With Scott on the research team are former BC visiting scientist Marc Gelmont of Israel and seven colleagues from Albert-Ludwigs University in Germany.
"They said it couldn't be done," Scott said of the creation of the fullerene, or "buckyball," so named because of a resemblance to renowned architect R. Buckminster Fuller's geodesic dome.
Fullerenes are new elemental forms of carbon, like diamond and graphite, which have been identified only in the past 15 years. Harold Kroto of Great Britain and Americans Robert Curl Jr. and Richard Smalley won the Nobel Prize for Chemistry in 1996 for their discovery of the 60-atom "buckyball," shaped like a soccer ball.
Prof. Lawrence Scott (Chemistry) with "buckyball" model.
While fullerenes of varying sizes have since been fashioned, each representing a new elemental form of carbon, geometry dictates 20 atoms in size is the smallest a buckyball can be.
But no one had actually created one that tiny, until Scott and his colleagues did. In so doing, the team confirmed controversial theories on the nature and properties of these carbon molecules.
"This greatly expands the range of size of fullerenes, while opening up their range of possible uses in the future," said Scott. "If you can make the smallest one, you can, in principle, make any of them between 20 and 60 carbon atoms."

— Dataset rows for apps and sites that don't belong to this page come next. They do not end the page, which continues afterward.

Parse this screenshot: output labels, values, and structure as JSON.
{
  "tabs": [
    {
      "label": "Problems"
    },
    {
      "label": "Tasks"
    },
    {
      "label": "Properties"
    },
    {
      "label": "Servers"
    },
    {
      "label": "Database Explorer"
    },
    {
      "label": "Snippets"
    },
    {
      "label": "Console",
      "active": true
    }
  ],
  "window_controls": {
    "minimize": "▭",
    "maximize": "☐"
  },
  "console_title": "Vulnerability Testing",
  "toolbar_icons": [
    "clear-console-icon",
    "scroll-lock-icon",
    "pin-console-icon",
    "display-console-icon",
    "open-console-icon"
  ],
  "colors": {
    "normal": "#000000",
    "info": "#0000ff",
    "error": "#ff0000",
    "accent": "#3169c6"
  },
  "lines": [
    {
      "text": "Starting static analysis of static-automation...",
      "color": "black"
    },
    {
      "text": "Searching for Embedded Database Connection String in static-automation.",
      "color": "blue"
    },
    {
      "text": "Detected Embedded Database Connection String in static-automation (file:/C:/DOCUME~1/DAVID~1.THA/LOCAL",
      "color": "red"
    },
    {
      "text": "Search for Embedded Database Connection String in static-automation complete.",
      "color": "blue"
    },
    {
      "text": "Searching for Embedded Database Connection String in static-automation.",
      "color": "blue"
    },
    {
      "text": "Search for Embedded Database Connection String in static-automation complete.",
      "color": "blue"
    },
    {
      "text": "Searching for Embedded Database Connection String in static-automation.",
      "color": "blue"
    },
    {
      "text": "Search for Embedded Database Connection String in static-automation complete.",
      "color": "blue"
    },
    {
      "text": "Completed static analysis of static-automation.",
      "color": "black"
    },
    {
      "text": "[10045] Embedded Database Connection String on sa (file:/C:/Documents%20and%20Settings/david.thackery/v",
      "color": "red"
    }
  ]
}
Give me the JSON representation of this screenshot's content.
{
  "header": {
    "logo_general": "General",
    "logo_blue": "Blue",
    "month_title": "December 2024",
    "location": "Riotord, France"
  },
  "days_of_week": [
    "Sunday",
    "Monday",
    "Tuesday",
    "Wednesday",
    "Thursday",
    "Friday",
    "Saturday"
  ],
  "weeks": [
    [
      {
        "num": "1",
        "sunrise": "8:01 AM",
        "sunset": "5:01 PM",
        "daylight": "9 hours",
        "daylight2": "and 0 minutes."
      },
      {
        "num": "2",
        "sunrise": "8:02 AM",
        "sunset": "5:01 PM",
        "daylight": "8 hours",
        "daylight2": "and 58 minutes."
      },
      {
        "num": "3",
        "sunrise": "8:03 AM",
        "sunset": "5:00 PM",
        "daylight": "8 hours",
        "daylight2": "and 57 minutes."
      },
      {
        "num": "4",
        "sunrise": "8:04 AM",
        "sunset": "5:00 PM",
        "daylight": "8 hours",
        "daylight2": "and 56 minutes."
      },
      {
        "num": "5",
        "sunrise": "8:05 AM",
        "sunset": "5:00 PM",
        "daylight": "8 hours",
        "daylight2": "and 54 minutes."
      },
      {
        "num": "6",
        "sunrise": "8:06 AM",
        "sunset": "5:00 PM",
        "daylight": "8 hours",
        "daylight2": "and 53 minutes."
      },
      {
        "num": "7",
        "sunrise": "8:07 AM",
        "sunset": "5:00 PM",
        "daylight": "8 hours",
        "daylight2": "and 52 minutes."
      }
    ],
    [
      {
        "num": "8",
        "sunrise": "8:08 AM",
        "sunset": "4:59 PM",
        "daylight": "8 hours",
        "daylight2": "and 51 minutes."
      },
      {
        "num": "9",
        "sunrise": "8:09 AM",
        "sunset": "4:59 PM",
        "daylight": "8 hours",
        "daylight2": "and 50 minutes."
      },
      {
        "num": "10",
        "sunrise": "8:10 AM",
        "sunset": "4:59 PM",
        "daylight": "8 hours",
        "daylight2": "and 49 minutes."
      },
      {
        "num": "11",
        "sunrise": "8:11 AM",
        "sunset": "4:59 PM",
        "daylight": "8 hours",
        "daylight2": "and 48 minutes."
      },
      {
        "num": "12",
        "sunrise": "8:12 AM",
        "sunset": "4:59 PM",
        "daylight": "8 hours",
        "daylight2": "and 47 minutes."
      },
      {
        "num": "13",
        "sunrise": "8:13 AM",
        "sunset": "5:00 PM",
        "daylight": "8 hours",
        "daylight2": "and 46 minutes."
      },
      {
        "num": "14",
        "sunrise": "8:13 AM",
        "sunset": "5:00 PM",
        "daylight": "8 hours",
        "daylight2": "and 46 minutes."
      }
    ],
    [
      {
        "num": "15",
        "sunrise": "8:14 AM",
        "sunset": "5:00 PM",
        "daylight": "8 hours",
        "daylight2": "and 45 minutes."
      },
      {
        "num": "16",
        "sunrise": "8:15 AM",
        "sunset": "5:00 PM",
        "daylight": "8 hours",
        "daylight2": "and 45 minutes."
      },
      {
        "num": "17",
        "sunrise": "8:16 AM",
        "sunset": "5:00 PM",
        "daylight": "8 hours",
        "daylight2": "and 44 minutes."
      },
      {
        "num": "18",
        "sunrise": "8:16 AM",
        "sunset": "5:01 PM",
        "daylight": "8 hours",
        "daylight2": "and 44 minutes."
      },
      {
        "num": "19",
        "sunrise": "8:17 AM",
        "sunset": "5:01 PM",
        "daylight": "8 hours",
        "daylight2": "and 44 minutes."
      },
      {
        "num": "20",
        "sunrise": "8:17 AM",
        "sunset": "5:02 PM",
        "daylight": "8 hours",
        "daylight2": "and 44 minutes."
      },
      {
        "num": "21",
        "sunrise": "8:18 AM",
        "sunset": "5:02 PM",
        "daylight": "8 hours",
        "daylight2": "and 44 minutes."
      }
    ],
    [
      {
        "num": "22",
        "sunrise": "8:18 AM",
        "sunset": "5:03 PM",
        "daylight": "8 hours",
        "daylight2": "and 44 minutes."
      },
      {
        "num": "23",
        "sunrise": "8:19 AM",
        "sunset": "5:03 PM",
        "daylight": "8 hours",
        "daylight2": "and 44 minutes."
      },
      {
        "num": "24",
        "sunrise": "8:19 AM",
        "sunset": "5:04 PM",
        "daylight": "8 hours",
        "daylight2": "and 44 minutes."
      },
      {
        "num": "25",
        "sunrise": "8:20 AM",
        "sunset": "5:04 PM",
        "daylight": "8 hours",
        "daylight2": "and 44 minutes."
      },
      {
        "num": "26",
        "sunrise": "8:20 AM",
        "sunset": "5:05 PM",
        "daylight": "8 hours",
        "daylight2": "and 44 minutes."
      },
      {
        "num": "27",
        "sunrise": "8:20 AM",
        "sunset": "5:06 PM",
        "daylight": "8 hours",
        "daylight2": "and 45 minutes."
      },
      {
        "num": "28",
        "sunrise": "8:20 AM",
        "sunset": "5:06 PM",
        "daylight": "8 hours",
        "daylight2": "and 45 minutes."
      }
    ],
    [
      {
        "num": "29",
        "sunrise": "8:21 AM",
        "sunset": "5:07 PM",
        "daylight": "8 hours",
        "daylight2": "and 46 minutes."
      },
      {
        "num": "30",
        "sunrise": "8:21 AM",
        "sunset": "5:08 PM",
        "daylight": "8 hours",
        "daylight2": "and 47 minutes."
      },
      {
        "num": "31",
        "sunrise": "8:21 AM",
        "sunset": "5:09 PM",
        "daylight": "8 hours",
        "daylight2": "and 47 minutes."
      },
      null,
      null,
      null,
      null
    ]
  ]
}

He said potential applications of the research include the development of AIDS-HIV protease inhibitors and other medicines, and the creation of light-emitting electronic materials used in flat-screen televisions and pocket calculators.
Return to October 19 menu
to Chronicle home page